Presidential Last Wishes: George Washington

When it comes to the Presidents of the United States, some made their mark by solving conflict, while others spent their time establishing laws to better the lives of Americans. We’ve grown to love some leaders more than others, but there’s no denying our interest in learning more about the U.S. Presidents. In this article, you will learn about the last wishes of historical figures, such as George Washington.

George Washington

Out of all the Presidents, he is one of the most unforgettable because it is he who led the way for early politics in the United States. As the only president to be elected by the electoral college with a unanimous vote, Washington left a lasting mark on the American people. When Washington died on December 14, 1799, he was 67 years old. He had already signed his will in 1790. At the time of his death, his estate was valued at $530,000. Interestingly, as president, he was only paid a salary of $25,000.

When Washington penned his will, he had a request that burned deep within him, but it came with stipulations. He wanted to have his many slaves freed, but not until his wife had died. He knew that she relied greatly on the slaves, but also, the slaves were actually part of her dower , thanks to the constitution of Virginia. Washington stated that freed slaves that were too old, young, or sick to care for themselves would receive shelter, clothing and food from Washington’s heirs. Interesting, the concept and issues of slavery is a topic that seems to speak to dying men. A guilty conscience has been displayed in historical figures that date back to Plato’s time.

Slavery was not the only regret of Washington’s. He noted some of his disapproval regarding the then current state of education. He left funds to give a college in the District of Columbia to boost higher learning in the United States. The result was the establishment of George Washington University.

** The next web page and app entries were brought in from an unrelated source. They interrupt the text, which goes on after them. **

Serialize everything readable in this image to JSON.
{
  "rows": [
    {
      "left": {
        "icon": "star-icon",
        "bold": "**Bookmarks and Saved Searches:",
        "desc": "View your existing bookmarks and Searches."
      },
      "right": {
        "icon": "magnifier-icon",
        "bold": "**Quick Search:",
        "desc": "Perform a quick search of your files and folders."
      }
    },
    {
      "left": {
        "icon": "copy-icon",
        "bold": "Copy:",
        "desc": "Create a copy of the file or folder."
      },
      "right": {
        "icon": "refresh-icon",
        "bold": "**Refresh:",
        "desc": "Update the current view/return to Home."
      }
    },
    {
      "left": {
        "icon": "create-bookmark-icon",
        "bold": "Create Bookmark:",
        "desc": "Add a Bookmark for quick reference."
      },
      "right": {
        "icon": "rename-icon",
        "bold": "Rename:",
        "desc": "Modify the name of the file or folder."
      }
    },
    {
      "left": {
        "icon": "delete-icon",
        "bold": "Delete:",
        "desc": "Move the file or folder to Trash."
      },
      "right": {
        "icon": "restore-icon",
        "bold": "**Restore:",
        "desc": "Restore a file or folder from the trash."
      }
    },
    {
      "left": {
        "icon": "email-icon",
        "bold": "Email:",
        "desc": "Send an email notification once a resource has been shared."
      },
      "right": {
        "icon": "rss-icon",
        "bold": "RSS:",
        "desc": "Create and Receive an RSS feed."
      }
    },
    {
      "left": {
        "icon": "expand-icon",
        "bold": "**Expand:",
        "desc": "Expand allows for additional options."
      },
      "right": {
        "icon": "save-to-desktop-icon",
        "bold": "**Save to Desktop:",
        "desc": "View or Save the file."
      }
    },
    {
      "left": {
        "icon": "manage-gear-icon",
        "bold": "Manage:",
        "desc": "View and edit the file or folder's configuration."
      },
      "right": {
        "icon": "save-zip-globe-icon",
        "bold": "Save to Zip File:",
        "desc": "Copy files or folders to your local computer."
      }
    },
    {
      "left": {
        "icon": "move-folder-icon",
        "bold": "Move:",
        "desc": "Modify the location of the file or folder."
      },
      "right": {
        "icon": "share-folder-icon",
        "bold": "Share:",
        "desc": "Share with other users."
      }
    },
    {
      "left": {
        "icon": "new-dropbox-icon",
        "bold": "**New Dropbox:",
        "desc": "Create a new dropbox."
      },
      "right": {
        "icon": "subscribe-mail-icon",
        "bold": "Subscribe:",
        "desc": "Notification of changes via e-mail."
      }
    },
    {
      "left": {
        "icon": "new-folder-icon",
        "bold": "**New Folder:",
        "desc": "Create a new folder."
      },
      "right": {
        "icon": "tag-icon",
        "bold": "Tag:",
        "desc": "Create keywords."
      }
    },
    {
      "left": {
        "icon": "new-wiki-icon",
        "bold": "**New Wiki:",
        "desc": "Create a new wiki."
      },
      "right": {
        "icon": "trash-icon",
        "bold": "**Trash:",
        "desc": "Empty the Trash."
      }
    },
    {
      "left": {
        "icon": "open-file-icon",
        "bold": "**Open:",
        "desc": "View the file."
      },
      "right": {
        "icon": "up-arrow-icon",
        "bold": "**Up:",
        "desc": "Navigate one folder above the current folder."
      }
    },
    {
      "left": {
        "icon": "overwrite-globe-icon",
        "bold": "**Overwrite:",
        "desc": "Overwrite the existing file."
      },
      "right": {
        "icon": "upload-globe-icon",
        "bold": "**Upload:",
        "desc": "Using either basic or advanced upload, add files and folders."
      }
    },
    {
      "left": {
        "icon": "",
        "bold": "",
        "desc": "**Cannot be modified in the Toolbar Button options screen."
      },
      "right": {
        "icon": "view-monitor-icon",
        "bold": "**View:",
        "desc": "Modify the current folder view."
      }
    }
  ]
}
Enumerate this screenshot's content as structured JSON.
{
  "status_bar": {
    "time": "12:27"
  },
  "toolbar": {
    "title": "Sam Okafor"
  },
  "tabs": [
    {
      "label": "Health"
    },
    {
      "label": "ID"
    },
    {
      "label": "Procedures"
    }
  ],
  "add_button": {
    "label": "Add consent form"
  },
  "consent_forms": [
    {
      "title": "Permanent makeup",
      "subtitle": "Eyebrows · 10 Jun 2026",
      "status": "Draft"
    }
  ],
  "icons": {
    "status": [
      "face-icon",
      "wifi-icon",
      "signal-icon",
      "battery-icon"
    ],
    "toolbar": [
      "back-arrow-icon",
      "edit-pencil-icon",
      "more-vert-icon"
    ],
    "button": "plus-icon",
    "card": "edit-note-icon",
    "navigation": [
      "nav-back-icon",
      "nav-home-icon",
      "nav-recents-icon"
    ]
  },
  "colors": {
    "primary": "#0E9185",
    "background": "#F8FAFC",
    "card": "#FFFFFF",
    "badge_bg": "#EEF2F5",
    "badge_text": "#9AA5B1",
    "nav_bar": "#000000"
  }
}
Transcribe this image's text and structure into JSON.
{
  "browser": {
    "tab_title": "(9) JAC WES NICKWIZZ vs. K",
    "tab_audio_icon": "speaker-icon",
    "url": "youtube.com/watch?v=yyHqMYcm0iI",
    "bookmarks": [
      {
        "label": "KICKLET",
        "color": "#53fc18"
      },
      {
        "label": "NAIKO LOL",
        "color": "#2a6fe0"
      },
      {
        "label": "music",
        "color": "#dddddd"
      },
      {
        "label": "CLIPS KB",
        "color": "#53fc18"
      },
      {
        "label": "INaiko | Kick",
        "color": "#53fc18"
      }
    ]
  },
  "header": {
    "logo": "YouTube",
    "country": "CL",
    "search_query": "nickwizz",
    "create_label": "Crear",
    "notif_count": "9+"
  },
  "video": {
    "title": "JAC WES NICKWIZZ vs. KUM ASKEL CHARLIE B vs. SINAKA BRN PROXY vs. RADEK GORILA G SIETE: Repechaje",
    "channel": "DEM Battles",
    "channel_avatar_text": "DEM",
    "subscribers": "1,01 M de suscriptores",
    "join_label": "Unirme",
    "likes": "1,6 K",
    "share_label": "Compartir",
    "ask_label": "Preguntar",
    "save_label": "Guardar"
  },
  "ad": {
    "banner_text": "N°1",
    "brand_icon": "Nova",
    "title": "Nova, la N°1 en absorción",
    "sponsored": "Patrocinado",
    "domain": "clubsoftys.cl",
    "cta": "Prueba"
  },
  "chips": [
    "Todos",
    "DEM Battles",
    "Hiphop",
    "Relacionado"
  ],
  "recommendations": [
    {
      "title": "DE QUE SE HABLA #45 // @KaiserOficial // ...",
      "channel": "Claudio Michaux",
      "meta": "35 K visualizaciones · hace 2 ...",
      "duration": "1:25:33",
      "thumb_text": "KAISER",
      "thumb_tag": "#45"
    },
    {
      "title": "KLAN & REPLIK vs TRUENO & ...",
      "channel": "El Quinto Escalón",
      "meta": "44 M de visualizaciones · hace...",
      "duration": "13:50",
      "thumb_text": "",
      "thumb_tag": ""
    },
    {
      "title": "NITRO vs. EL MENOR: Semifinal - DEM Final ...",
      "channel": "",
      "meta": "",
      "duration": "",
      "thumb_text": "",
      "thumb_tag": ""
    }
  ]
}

The last wishes of George Washington were written by hand. He did not ask for the assistance of a legal professional, yet he was precise in his words. His will was written on 15 sheets of personal parchment , complete with water marks. Both sides were used, as he carefully numbered and signed each sheet. No one was there to witness the creation of this document. However, during the 1790s, handwritten documents were legally binding.

At the time of George Washington’s death, he was the richest man in the country. In his possession, he had owned a gristmill, distillery, fisheries, and livestock that were worth more than $15,000. Washington also owned land in six different states , Kentucky, Philadelphia, New York, Maryland, and the Northwest Territory. His wife, Martha, benefited from this wealth, but it was his nephew, Bushrod, who received the infamous Mount Vernon estate. His nephew had recently been appointed to the Supreme Court.  

Historians believe that Washington died of an acute streptococcal infection of the larynx, which caused pain and swelling on the interior of the windpipe. He basically died from suffocation and could have lived longer if a tracheostomy was performed.